Data extracted from a collection:

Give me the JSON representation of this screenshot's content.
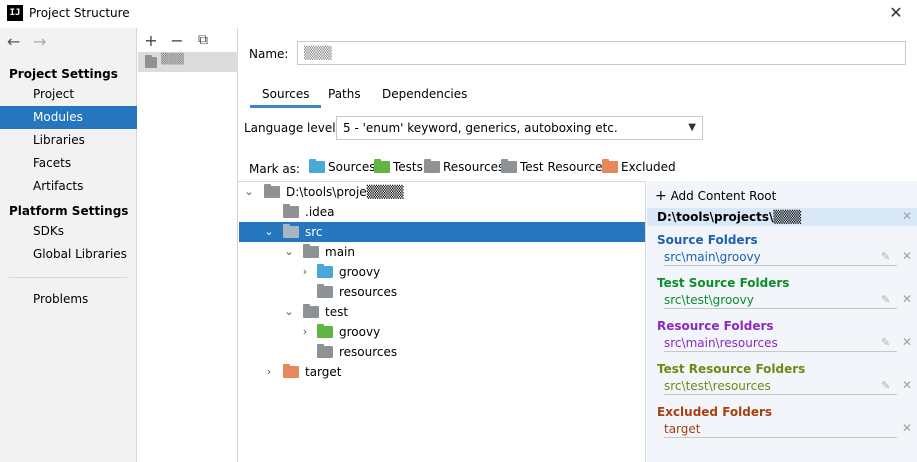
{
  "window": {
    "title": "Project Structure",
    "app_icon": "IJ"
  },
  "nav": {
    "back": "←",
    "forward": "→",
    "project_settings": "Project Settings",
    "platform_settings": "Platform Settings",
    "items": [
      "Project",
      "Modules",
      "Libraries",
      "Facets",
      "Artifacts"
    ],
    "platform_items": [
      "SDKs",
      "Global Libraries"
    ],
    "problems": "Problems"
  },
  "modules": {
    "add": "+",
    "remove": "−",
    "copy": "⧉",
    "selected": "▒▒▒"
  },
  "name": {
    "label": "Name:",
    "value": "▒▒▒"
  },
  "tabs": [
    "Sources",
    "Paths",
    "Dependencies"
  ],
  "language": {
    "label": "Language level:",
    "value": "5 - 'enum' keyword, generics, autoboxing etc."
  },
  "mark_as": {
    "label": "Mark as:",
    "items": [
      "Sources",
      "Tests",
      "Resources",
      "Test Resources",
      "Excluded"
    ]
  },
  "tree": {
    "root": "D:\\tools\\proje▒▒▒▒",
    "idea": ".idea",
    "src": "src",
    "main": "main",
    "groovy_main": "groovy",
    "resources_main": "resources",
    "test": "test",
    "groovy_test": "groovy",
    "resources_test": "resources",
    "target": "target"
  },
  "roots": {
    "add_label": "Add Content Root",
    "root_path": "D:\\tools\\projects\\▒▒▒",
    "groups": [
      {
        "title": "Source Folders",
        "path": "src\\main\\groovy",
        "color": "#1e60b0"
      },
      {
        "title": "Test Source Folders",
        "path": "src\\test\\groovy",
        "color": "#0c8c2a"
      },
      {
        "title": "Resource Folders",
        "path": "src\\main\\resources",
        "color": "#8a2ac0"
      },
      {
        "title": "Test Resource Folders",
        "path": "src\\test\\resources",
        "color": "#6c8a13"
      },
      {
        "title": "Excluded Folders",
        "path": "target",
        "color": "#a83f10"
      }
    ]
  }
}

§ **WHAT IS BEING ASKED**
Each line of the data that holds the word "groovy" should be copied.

§ **ANSWER FOR THIS EXERCISE**
    "groovy_main": "groovy",
    "groovy_test": "groovy",
        "path": "src\\main\\groovy",
        "path": "src\\test\\groovy",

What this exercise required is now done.